  • A variety of woods were used to make the instruments.
  • Natural colours were used to produce the artworks, which were then printed on handmade papers.



  • The puppets' heads were solid, but the clothes had stuffing for hands to give the bodies a human-like shape.
  • Shadow Puppets are made from coat leather. The sketching is done on leather. Following that, the chopping begins. The holes are finally punched, and the colouring can begin. For a live performance, a Diya is maintained inside as a source of light.




  • Let's start with the first thing we see. In the form of a hut, a representation of how people used to live in the past is presented. Some of the tools that were used at the time can also be seen. These items were used for everyday duties including fishing and gardening.
  • And then there were their forefathers' masterpieces of art. Between the ages of 300 and 350. These were made on homemade off-white paper. Because there were faces and body parts to be seen, this off-white tone was ideal, it assisted with the colour. Blue for particular beings such as Kumbhakarana or Ram, as well as numerous animals, and red and green for clothes.

A walk through the Museum

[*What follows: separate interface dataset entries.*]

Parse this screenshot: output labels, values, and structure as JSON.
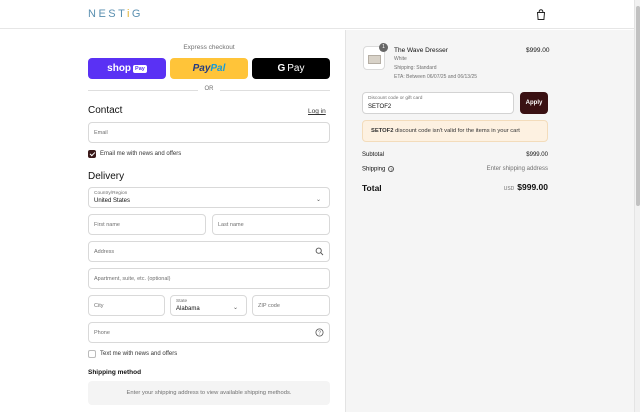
{
  "header": {
    "logo_a": "NEST",
    "logo_o": "i",
    "logo_b": "G"
  },
  "express": {
    "title": "Express checkout",
    "shop_label": "shop",
    "shop_badge": "Pay",
    "paypal_a": "Pay",
    "paypal_b": "Pal",
    "gpay_g": "G",
    "gpay_label": "Pay",
    "or": "OR"
  },
  "contact": {
    "title": "Contact",
    "login": "Log in",
    "email_placeholder": "Email",
    "newsletter_label": "Email me with news and offers",
    "newsletter_checked": true
  },
  "delivery": {
    "title": "Delivery",
    "country_label": "Country/Region",
    "country_value": "United States",
    "first_name_placeholder": "First name",
    "last_name_placeholder": "Last name",
    "address_placeholder": "Address",
    "apartment_placeholder": "Apartment, suite, etc. (optional)",
    "city_placeholder": "City",
    "state_label": "State",
    "state_value": "Alabama",
    "zip_placeholder": "ZIP code",
    "phone_placeholder": "Phone",
    "sms_label": "Text me with news and offers",
    "sms_checked": false
  },
  "shipping_method": {
    "title": "Shipping method",
    "message": "Enter your shipping address to view available shipping methods."
  },
  "summary": {
    "product": {
      "name": "The Wave Dresser",
      "variant": "White",
      "shipping": "Shipping: Standard",
      "eta": "ETA: Between 06/07/25 and 06/13/25",
      "price": "$999.00",
      "quantity": "1"
    },
    "discount_label": "Discount code or gift card",
    "discount_value": "SETOF2",
    "apply_label": "Apply",
    "error_code": "SETOF2",
    "error_text": " discount code isn't valid for the items in your cart",
    "subtotal_label": "Subtotal",
    "subtotal_value": "$999.00",
    "shipping_label": "Shipping",
    "shipping_value": "Enter shipping address",
    "total_label": "Total",
    "total_currency": "USD",
    "total_value": "$999.00"
  },
  "colors": {
    "accent": "#3a1113",
    "shop_pay": "#5a31f4",
    "paypal": "#ffc439",
    "error_bg": "#fdf1e1"
  }
}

  • Dona Wadya, Huduk, Taal, Veena, and other instruments were used by the Ancestors. Each was unique in its own right, with its own sound and purpose.
  • The Dona Wadya (Dona- Vessel; Wadya- Stick) was a musical instrument produced by an open rectangular vessel held upside down with two sticks scraped on the surface with ash which produces a unique melody. This instrument was designed with a specific purpose in mind. It was used to rouse Lord Krishna from his slumber in order to worship him.
  • Puppets were shown, followed by a puppet show with Ramayana anecdotes or short stories. The puppets were not moved much as deities, and the deities are depicted as calm and peaceful.


• The Thakar Art Museum displays Parshuram Gangavne's and his family's efforts to preserve their ancestors' works and traditions.

• The art depicts the Ancestors' creativity and how they used numerous elements into their works of art.
• The Museum is a self-created institution for individuals to come learn about and study.
• The fact that every inch of the Kala Aangan was built and brought up by hand demonstrates how important design is. Design is the process of creating anything from scratch that is worthy of being showcased. Putting forward what has to be put forth.
• This teaches a lot about how to present our culture and history in such a graceful manner that it becomes a study topic for students.

Relevance to design


• Kala Aangan depicts the richness and diversity of several communities' cultures.

• For the Ancestors' works, we receive a sense of both individuality and diversity at the same time.
• How they have gotten the most out of their surroundings while yet respecting nature.
• How the environment is used to build a museum and an art gallery
• Art unites the community, and art is how the world learns about them.
• Their work precision and dedication plainly demonstrates their devotion to the Lord.

Experience in terms of Cultural, Environment and community




• The artists of the time were decades ahead of their time in terms of creativity. Each picture, as well as the way the story is narrated, is represented in a clear, simple, and correct manner. There isn't much to ponder about while looking at the artwork.

• The artworks are self-explanatory.
• The instruments are radically distinct in terms of tone, purpose, and genre.
• Finally, because this Art Form exhibits material manipulation, painting, layout, innovations and discoveries, and building, it is a great way to summarise all of the Art Forms studied.